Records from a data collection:
---
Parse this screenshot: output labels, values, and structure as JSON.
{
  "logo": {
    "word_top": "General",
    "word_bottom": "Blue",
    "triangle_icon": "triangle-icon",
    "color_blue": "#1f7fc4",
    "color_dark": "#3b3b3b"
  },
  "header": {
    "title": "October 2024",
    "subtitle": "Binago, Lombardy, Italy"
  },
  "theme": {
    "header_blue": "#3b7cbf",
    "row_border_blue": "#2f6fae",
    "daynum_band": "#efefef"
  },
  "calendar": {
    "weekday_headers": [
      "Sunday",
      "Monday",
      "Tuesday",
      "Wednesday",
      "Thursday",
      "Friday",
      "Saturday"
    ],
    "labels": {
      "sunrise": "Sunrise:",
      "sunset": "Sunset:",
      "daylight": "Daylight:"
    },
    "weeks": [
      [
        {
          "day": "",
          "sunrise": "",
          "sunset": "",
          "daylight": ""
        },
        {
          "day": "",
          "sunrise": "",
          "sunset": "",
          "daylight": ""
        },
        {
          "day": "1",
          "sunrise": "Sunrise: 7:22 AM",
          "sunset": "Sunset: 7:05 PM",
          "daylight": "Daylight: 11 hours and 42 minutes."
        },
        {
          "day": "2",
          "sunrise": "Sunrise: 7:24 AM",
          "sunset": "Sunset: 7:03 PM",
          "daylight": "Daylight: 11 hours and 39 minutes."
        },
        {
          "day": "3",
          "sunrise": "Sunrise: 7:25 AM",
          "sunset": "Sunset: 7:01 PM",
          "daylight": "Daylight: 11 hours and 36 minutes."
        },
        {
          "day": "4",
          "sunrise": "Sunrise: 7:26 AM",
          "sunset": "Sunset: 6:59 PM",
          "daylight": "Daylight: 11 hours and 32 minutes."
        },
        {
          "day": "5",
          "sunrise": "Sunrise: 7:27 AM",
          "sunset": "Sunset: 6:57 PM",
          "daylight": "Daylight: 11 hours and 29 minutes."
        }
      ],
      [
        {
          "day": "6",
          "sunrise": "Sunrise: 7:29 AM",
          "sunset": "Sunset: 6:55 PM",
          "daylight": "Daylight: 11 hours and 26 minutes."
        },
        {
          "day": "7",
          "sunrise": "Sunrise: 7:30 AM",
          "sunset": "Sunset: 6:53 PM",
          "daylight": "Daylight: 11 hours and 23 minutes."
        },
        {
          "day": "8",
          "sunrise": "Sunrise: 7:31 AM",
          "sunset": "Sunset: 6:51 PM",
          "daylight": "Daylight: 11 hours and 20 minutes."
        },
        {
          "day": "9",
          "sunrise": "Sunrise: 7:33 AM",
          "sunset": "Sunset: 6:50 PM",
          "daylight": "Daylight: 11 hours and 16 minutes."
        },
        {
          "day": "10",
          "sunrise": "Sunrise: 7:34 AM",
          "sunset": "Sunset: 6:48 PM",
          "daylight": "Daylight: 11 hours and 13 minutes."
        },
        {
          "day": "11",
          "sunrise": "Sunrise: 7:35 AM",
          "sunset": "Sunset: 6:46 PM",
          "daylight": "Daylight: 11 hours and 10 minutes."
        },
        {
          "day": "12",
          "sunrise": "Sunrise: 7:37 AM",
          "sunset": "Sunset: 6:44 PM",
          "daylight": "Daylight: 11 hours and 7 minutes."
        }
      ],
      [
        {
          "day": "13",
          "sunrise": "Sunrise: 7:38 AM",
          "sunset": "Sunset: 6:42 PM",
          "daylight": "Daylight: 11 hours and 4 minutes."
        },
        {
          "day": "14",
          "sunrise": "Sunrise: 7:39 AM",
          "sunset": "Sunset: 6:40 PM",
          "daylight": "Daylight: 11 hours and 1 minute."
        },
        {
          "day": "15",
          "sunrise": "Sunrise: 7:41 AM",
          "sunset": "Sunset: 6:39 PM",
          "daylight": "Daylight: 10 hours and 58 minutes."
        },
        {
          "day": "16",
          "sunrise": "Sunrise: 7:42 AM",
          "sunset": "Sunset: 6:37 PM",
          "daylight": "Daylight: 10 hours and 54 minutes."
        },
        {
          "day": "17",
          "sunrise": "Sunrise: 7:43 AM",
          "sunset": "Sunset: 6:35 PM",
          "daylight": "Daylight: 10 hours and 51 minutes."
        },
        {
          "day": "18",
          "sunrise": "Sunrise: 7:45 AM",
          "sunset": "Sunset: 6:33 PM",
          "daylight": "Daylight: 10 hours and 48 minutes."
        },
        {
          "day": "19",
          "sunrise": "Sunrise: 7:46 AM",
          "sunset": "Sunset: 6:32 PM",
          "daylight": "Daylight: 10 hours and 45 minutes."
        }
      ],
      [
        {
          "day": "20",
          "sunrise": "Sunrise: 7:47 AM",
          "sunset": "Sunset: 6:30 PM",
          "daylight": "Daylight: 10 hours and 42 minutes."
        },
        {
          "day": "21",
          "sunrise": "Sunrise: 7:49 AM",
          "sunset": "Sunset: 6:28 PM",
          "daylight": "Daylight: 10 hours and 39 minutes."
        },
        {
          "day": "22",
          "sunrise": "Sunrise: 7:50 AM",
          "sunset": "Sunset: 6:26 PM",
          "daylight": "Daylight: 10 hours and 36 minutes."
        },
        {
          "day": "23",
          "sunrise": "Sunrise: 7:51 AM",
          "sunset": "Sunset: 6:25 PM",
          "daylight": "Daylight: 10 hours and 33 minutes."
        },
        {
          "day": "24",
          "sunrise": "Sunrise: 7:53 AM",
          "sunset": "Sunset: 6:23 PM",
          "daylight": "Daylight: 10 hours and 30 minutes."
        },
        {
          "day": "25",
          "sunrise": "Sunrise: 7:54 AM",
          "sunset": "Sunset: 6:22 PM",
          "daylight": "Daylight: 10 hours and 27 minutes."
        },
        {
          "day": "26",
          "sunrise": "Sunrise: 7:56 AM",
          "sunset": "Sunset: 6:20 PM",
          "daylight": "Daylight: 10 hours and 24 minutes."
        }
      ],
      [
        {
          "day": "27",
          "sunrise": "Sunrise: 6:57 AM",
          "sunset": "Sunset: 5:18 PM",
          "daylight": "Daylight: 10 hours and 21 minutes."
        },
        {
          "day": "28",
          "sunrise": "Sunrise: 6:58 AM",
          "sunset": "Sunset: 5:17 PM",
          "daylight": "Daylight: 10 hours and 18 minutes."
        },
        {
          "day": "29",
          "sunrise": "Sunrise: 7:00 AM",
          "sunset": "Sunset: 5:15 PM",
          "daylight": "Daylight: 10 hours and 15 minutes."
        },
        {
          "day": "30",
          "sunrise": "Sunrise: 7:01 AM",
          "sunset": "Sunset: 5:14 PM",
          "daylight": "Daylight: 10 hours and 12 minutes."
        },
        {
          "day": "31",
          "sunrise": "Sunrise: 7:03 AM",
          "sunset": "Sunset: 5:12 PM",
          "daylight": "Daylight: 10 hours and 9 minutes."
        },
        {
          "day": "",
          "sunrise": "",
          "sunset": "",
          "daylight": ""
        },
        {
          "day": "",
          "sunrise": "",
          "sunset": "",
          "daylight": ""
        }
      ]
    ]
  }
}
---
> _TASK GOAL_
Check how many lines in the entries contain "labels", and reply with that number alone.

> _RESPONSE BOX_
2